we “pain” or “gain” and does the level of pain/gain get customers VERY excited? • REMEMBER: you’re focusing on “problem!!!” • Are we proving our current Value Proposition? • Need to make it stronger, more unique? How? • Any feedback telling us it’s not so exciting? • Ideas on how to make the Value Prop stronger? • What else do we need to do to be sure?
Define Minimum Viable Product –
Physical • First, test your understanding of the problem (pain) • Next test your understanding of the solution (gain) – Proves that it solves a core problem for customers • The minimum set of features needed to learn from earlyvangelists - Interviews, demos, prototypes, etc - Lots of eyeball contact
Define the Minimum Viable Product
– Web/Mobile • NOW build a “low fidelity” app for customer feedback – tests your understanding of the problem • LATER build a “high fidelity” app tests your understanding of the solution – Proves that it solves a core problem for customers – The minimum set of features needed to learn from earlyvangelists - Avoid building products nobody wants - Maximize the learning per time spent
The Art of the MVP
• A MVP is not a minimal product • “But my customers don’t know what they want!” • At what point of “I don’t get it!” will I declare defeat?
Where is the MVP already?

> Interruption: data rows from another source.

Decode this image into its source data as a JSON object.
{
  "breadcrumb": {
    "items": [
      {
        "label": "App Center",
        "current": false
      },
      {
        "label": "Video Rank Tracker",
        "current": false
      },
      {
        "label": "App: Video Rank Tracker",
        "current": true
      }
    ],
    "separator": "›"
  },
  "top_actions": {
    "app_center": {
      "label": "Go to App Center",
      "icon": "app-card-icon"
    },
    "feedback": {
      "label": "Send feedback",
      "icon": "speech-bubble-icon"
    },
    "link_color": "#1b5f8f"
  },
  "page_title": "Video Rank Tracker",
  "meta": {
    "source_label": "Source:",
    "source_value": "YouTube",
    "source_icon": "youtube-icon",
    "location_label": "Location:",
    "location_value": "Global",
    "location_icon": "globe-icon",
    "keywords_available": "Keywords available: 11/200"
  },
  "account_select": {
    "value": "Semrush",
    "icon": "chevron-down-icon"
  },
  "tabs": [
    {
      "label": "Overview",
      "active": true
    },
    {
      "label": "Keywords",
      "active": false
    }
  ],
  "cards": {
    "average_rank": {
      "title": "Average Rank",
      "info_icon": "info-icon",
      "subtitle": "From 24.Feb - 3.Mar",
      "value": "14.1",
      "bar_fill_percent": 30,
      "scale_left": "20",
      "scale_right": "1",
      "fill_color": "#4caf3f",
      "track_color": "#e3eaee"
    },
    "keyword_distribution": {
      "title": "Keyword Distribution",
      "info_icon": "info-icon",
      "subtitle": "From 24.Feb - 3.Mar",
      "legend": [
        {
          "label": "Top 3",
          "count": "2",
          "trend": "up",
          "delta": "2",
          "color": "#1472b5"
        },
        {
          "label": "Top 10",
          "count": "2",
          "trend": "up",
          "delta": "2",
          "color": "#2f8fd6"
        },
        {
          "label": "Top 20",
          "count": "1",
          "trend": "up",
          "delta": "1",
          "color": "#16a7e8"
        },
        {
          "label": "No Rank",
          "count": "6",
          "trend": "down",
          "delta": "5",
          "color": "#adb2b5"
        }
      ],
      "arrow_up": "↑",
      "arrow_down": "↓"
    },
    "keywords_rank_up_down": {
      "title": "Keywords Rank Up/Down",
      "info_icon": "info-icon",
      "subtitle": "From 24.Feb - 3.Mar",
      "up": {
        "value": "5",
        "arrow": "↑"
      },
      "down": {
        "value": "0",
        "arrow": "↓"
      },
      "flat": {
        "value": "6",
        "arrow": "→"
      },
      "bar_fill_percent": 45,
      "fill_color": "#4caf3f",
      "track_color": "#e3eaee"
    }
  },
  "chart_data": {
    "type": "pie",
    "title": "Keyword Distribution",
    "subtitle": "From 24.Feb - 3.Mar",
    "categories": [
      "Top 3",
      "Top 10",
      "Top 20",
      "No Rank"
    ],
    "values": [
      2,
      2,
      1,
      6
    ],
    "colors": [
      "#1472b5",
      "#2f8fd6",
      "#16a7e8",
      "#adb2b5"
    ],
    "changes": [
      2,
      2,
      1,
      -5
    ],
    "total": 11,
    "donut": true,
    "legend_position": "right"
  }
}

Web/mobile startups should have an MVP ASAP! • When will our MVP be ready to show? • How simple can it be? A blog or web page? • What can we do to get customer reaction NOW? • What will the MVP do eventually?